Part of getting win-win solutions is beginning with a diversity of plants and elements. For instance particular flowers (such as daisy and umbelliferous family plants) and other companion plants which provide extra beauty as well as pest protection, while the veggie patch by the back door can be thing of pride and colour.

Can we combine our fruit trees with several layers of edible, pest controlling, or nitrogen fixing low maintenance perennial understory plants, to create a 'food forest'?

Natives can often be at home in dryer banks of the property, on the nature strip, or integrated in and around food forests. Acacias, casuarinas, grevilleas and banksias and any number of native understory and climbing plants provide ecosystem services like nitrogen fixation, nutrient accumulation, mulch, wildlife habitat as well as beauty.

Where possible we incorporate a pond and rockery to encourage lizards, dragonflies, birds and frogs. Some scoops of water from a well established pond can bring in the bug life necessary to keep mosquito numbers well and truly under control.

What we want is not just diversity but functional diversity, I.e. making connections between the elements.


Nature uses everything in more than one way. If we can find more than one use for any particular element in our design, we know we're heading in the right direction. Ideally we'll be able to list four or five reasons for why something is in a particular place. E.g., is it possible to place deciduous trees so that they provide afternoon summer sun protection to some of the veggie beds? Can they double as windbreaks for the veggies, with a shrubby understory? Can they be integrated with chickens so chickens get shade, shelter and food, while the fruit trees get pest control, weed control and fertiliser? Can they be used for screening for unattractive walls or neighbouring houses? Can they help protect the house from summer heat? Are there microclimates such as north facing walls where we can plant bananas, babacos or other sub tropical species, while protecting the house from heat?

Let Nature do the Hard Work
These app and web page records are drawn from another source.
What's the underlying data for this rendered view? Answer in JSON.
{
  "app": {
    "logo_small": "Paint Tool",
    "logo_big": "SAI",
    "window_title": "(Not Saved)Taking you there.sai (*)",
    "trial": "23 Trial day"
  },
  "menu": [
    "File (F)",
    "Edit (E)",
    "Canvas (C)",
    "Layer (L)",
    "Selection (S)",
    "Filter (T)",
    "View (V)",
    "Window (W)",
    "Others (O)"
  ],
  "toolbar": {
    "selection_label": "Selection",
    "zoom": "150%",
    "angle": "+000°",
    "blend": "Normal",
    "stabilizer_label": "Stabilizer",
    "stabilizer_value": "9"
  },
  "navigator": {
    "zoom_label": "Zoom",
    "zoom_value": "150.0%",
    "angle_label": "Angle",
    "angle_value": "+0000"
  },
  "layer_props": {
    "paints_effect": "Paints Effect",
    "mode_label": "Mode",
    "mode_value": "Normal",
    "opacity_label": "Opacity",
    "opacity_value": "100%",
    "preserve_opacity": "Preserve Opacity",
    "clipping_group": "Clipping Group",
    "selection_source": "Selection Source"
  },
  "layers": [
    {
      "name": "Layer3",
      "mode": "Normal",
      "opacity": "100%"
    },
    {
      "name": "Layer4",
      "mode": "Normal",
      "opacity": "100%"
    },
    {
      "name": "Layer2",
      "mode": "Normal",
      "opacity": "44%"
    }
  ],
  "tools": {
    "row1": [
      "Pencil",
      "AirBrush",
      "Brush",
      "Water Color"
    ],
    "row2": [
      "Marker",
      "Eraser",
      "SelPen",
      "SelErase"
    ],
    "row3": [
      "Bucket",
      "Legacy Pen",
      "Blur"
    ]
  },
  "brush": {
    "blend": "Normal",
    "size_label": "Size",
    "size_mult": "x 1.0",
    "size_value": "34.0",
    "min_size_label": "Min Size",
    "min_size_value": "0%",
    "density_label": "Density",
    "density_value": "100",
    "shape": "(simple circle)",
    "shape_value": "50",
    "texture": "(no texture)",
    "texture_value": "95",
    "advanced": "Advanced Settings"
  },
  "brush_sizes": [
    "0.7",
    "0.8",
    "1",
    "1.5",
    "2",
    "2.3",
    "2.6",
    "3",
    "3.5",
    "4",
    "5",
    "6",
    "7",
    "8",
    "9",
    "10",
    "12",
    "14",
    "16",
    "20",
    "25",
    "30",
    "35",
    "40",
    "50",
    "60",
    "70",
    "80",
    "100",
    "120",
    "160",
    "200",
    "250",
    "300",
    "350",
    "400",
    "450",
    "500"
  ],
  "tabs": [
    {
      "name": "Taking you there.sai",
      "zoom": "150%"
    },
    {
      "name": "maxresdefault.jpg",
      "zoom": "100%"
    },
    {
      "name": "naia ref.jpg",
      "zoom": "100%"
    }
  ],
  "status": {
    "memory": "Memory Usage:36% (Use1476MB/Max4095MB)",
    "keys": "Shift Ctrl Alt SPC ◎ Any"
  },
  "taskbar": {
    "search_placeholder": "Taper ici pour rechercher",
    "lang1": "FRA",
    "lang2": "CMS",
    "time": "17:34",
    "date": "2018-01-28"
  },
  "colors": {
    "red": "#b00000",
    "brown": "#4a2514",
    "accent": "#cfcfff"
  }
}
We want to design systems where a lot of the work is done by the other elements in the system. There are many ways to use chooks to our advantage and theirs. Often an L or U shaped chicken run (along the sides and back fence) and orchard system suggests itself, allowing the chickens lots of roaming space, and not cutting the yard in half. This is also a good spot for fruit trees in line with the oftenest-nearest principle. Out of the deal, chickens get bugs, shade and fallen fruit, the fruit get fertiliser, weed and pest control.

With chickens we always incorporate 'straw yards'. This is a deep litter straw enclosure where you can throw all your food scraps and the chickens will turn it into the straw after they eat what they want, creating beautiful compost. The chickens have a great time looking for worms and bugs.

Soil and Water

We often encourage clients to get laboratory soil tests and help them interpret the results, to help them improve their soil, and grow food which has the full complement of nutrients. An assessment of the water requirements of the garden, and harvesting ability of the roof often suggests that around 4-8 thousand litres is a good size tanks capacity is best – a surprise to many who were thinking closer to 2,000. At the home scale with permaculture strategies, food can be grown with less than 1/5th the water of broadacre agriculture, and there's plenty enough roof space in any suburban block to supply it.

Greywater we generally use untreated, subsurface on fruit trees, often in mulch pits, and never directly on veggies. Wherever possible we use gravity and no pumps. We encourage our clients not to use in the wet months to allow the soil to be flushed of salts.

Design garden

An example garden plan


There are lots of information about design and other home gardening topics including companion planting, no-dig gardening, fruit tree care, working with chickens and more: www.veryediblegardens.com/iveg
You can get some hands-on experience at a permablitz: www.permablitz.net

Dan garden

(Picture from Dan's rental)